» **WHAT IS NEEDED**: Where in the entries below does "content" appear? Copy every line that has it.

Recorded data
# # #

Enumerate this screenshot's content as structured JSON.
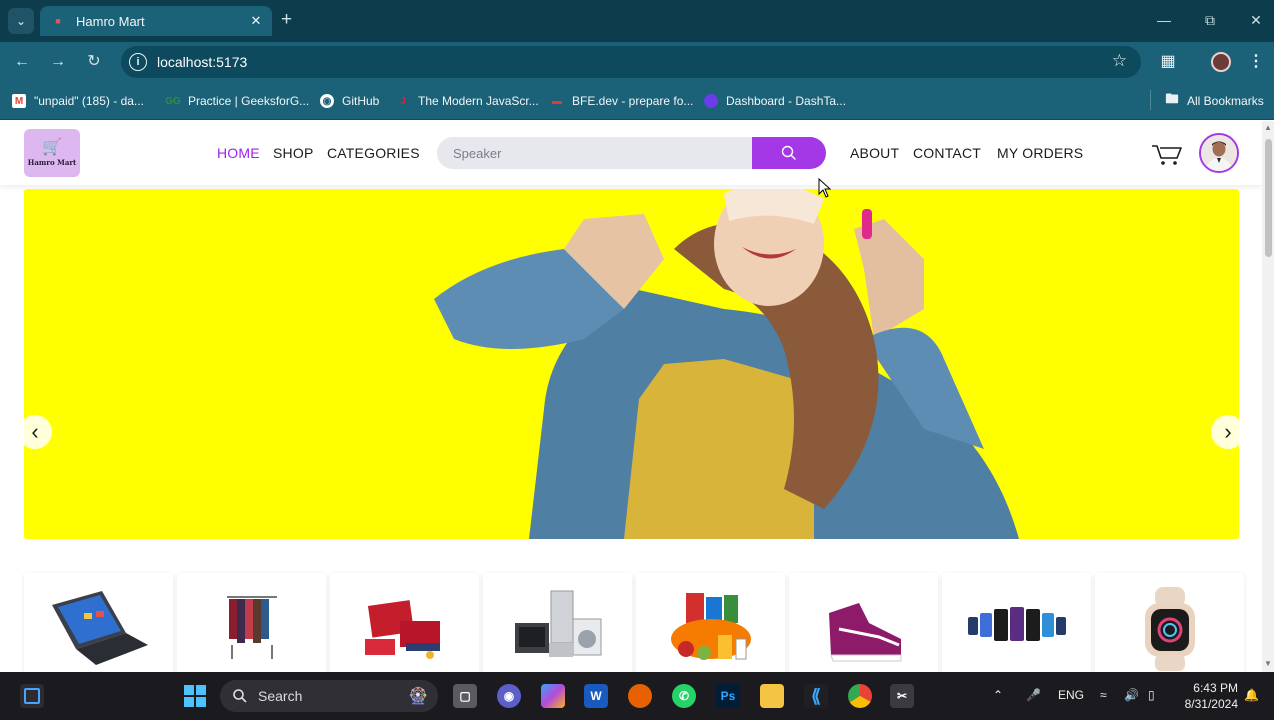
{
  "browser": {
    "tab_title": "Hamro Mart",
    "tab_close": "✕",
    "new_tab": "+",
    "url": "localhost:5173",
    "bookmarks": [
      {
        "label": "\"unpaid\" (185) - da...",
        "icon": "gmail-icon"
      },
      {
        "label": "Practice | GeeksforG...",
        "icon": "geeksforgeeks-icon"
      },
      {
        "label": "GitHub",
        "icon": "github-icon"
      },
      {
        "label": "The Modern JavaScr...",
        "icon": "javascript-info-icon"
      },
      {
        "label": "BFE.dev - prepare fo...",
        "icon": "bfe-icon"
      },
      {
        "label": "Dashboard - DashTa...",
        "icon": "dashboard-icon"
      }
    ],
    "all_bookmarks": "All Bookmarks"
  },
  "navbar": {
    "logo_text": "Hamro Mart",
    "links_left": [
      "HOME",
      "SHOP",
      "CATEGORIES"
    ],
    "links_right": [
      "ABOUT",
      "CONTACT",
      "MY ORDERS"
    ],
    "active_link": "HOME",
    "search_placeholder": "Speaker",
    "accent_color": "#a437e6"
  },
  "hero": {
    "background": "#ffff00",
    "prev_arrow": "‹",
    "next_arrow": "›"
  },
  "categories": [
    {
      "icon": "laptop-icon"
    },
    {
      "icon": "clothing-rack-icon"
    },
    {
      "icon": "gift-set-icon"
    },
    {
      "icon": "appliances-icon"
    },
    {
      "icon": "groceries-icon"
    },
    {
      "icon": "sneaker-icon"
    },
    {
      "icon": "smartphones-icon"
    },
    {
      "icon": "smartwatch-icon"
    }
  ],
  "taskbar": {
    "search_label": "Search",
    "language": "ENG",
    "time": "6:43 PM",
    "date": "8/31/2024"
  }
}
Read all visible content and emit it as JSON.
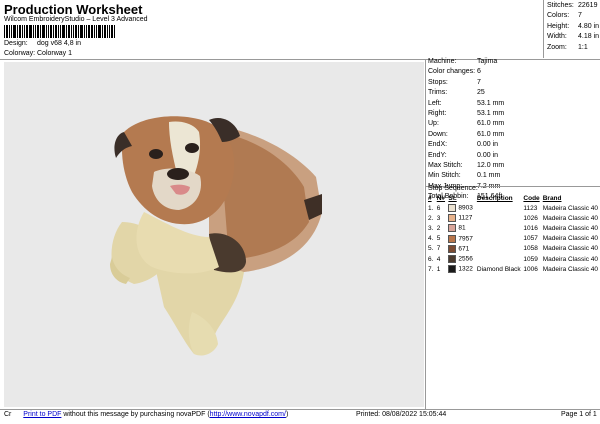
{
  "header": {
    "title": "Production Worksheet",
    "subtitle": "Wilcom EmbroideryStudio – Level 3 Advanced",
    "design_label": "Design:",
    "design_value": "dog v68 4,8 in",
    "colorway_label": "Colorway:",
    "colorway_value": "Colorway 1"
  },
  "stats": [
    {
      "label": "Stitches:",
      "value": "22619"
    },
    {
      "label": "Colors:",
      "value": "7"
    },
    {
      "label": "Height:",
      "value": "4.80 in"
    },
    {
      "label": "Width:",
      "value": "4.18 in"
    },
    {
      "label": "Zoom:",
      "value": "1:1"
    }
  ],
  "machine": [
    {
      "label": "Machine:",
      "value": "Tajima"
    },
    {
      "label": "Color changes:",
      "value": "6"
    },
    {
      "label": "Stops:",
      "value": "7"
    },
    {
      "label": "Trims:",
      "value": "25"
    },
    {
      "label": "Left:",
      "value": "53.1 mm"
    },
    {
      "label": "Right:",
      "value": "53.1 mm"
    },
    {
      "label": "Up:",
      "value": "61.0 mm"
    },
    {
      "label": "Down:",
      "value": "61.0 mm"
    },
    {
      "label": "EndX:",
      "value": "0.00 in"
    },
    {
      "label": "EndY:",
      "value": "0.00 in"
    },
    {
      "label": "Max Stitch:",
      "value": "12.0 mm"
    },
    {
      "label": "Min Stitch:",
      "value": "0.1 mm"
    },
    {
      "label": "Max Jump:",
      "value": "7.2 mm"
    },
    {
      "label": "Total Bobbin:",
      "value": "151.64ft"
    }
  ],
  "sequence": {
    "title": "Stop Sequence:",
    "headers": [
      "#",
      "N#",
      "St.",
      "Description",
      "Code",
      "Brand"
    ],
    "rows": [
      {
        "stop": "1.",
        "n": "6",
        "color": "#ece3d2",
        "st": "8903",
        "desc": "",
        "code": "1123",
        "brand": "Madeira Classic 40"
      },
      {
        "stop": "2.",
        "n": "3",
        "color": "#e8b38c",
        "st": "1127",
        "desc": "",
        "code": "1026",
        "brand": "Madeira Classic 40"
      },
      {
        "stop": "3.",
        "n": "2",
        "color": "#d9a59a",
        "st": "81",
        "desc": "",
        "code": "1016",
        "brand": "Madeira Classic 40"
      },
      {
        "stop": "4.",
        "n": "5",
        "color": "#b8754a",
        "st": "7957",
        "desc": "",
        "code": "1057",
        "brand": "Madeira Classic 40"
      },
      {
        "stop": "5.",
        "n": "7",
        "color": "#7a4a32",
        "st": "671",
        "desc": "",
        "code": "1058",
        "brand": "Madeira Classic 40"
      },
      {
        "stop": "6.",
        "n": "4",
        "color": "#4a3a2e",
        "st": "2556",
        "desc": "",
        "code": "1059",
        "brand": "Madeira Classic 40"
      },
      {
        "stop": "7.",
        "n": "1",
        "color": "#1a1a1a",
        "st": "1322",
        "desc": "Diamond Black",
        "code": "1006",
        "brand": "Madeira Classic 40"
      }
    ]
  },
  "footer": {
    "prefix": "Cr",
    "link1": "Print to PDF",
    "middle": " without this message by purchasing novaPDF (",
    "link2": "http://www.novapdf.com/",
    "suffix": ")",
    "printed": "Printed: 08/08/2022 15:05:44",
    "page": "Page 1 of 1"
  }
}
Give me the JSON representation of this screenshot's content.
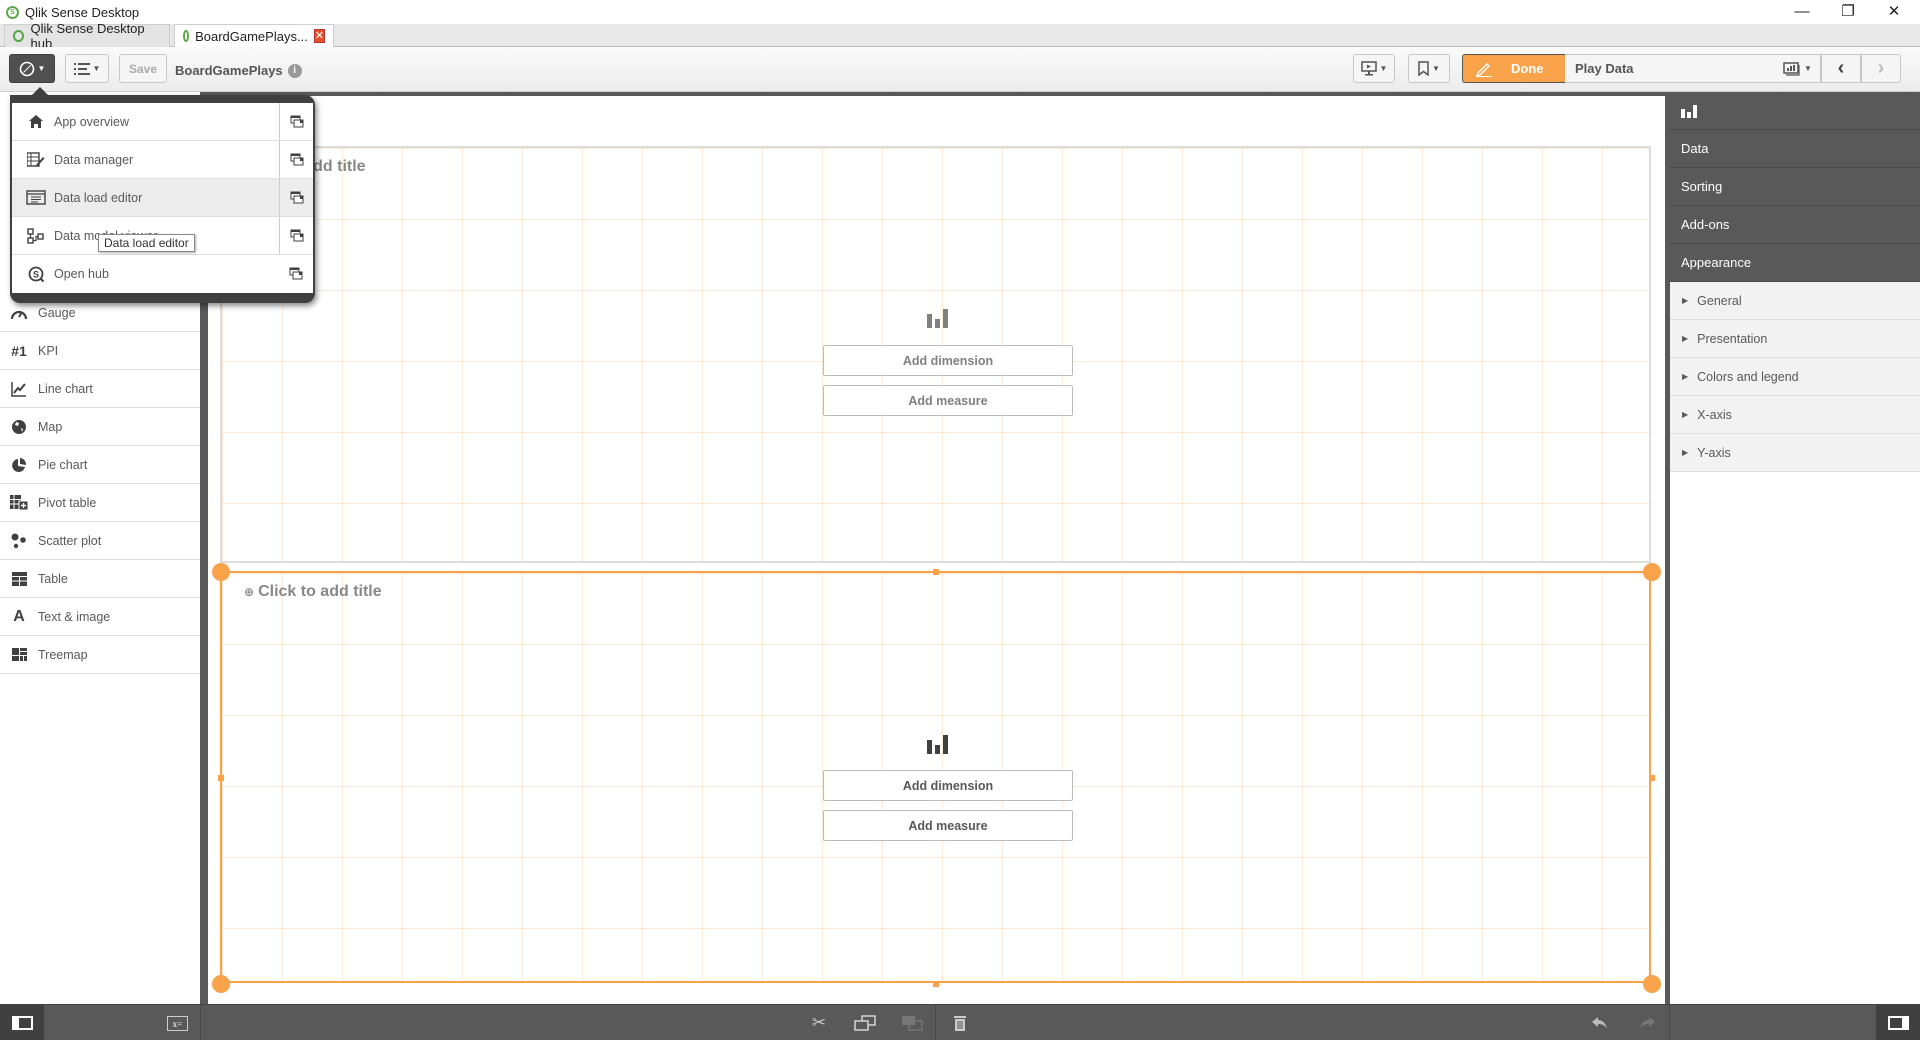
{
  "window": {
    "title": "Qlik Sense Desktop",
    "controls": {
      "minimize": "—",
      "restore": "❐",
      "close": "✕"
    }
  },
  "tabs": [
    {
      "label": "Qlik Sense Desktop hub",
      "active": false
    },
    {
      "label": "BoardGamePlays...",
      "active": true,
      "close": "✕"
    }
  ],
  "toolbar": {
    "navigation_icon": "compass-icon",
    "sheets_icon": "list-icon",
    "save_label": "Save",
    "app_title": "BoardGamePlays",
    "info_icon": "i",
    "done_label": "Done",
    "sheet_name": "Play Data",
    "prev_icon": "‹",
    "next_icon": "›"
  },
  "nav_menu": {
    "items": [
      {
        "label": "App overview",
        "icon": "home-icon"
      },
      {
        "label": "Data manager",
        "icon": "data-manager-icon"
      },
      {
        "label": "Data load editor",
        "icon": "data-load-editor-icon",
        "hovered": true
      },
      {
        "label": "Data model viewer",
        "icon": "data-model-viewer-icon"
      },
      {
        "label": "Open hub",
        "icon": "hub-icon"
      }
    ],
    "tooltip": "Data load editor"
  },
  "left_panel": {
    "items": [
      {
        "label": "Gauge",
        "icon": "gauge-icon",
        "glyph": "◔"
      },
      {
        "label": "KPI",
        "icon": "kpi-icon",
        "glyph": "#1"
      },
      {
        "label": "Line chart",
        "icon": "line-chart-icon",
        "glyph": "📈"
      },
      {
        "label": "Map",
        "icon": "map-icon",
        "glyph": "●"
      },
      {
        "label": "Pie chart",
        "icon": "pie-chart-icon",
        "glyph": "◕"
      },
      {
        "label": "Pivot table",
        "icon": "pivot-table-icon",
        "glyph": "▦"
      },
      {
        "label": "Scatter plot",
        "icon": "scatter-plot-icon",
        "glyph": "⁘"
      },
      {
        "label": "Table",
        "icon": "table-icon",
        "glyph": "▤"
      },
      {
        "label": "Text & image",
        "icon": "text-image-icon",
        "glyph": "A"
      },
      {
        "label": "Treemap",
        "icon": "treemap-icon",
        "glyph": "▚"
      }
    ]
  },
  "charts": [
    {
      "title": "Click to add title",
      "add_dimension": "Add dimension",
      "add_measure": "Add measure",
      "selected": false
    },
    {
      "title": "Click to add title",
      "add_dimension": "Add dimension",
      "add_measure": "Add measure",
      "selected": true
    }
  ],
  "right_panel": {
    "header_icon": "bar-chart-icon",
    "sections": [
      "Data",
      "Sorting",
      "Add-ons",
      "Appearance"
    ],
    "appearance_items": [
      "General",
      "Presentation",
      "Colors and legend",
      "X-axis",
      "Y-axis"
    ]
  },
  "bottom_bar": {
    "icons": [
      "toggle-left-panel-icon",
      "variables-icon",
      "cut-icon",
      "copy-icon",
      "paste-icon",
      "delete-icon",
      "undo-icon",
      "redo-icon",
      "toggle-right-panel-icon"
    ]
  },
  "colors": {
    "accent": "#f8a24a",
    "panel_dark": "#595959",
    "menu_dark": "#404040",
    "text": "#595959"
  }
}
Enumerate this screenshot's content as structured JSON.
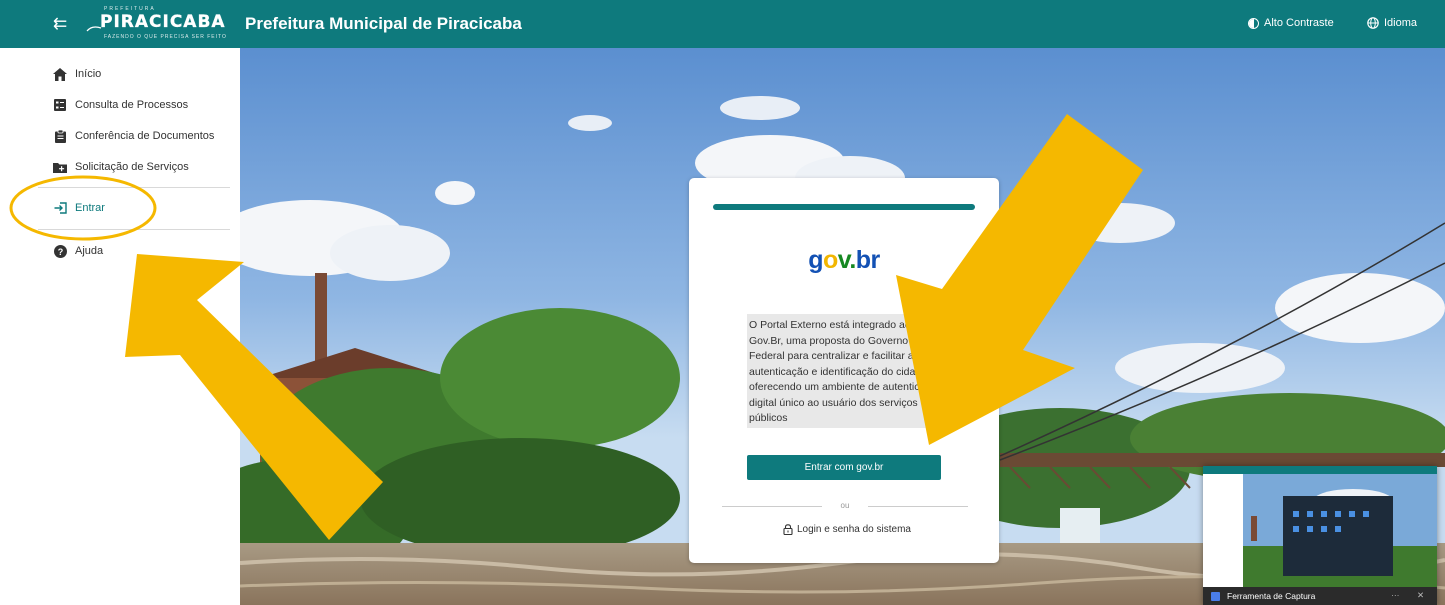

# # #

» **TASK RESULT**:
Enumerate this screenshot's content as structured JSON.
Read all visible content and emit it as JSON.
Give me the JSON representation of this screenshot's content.
Enumerate this screenshot's content as structured JSON.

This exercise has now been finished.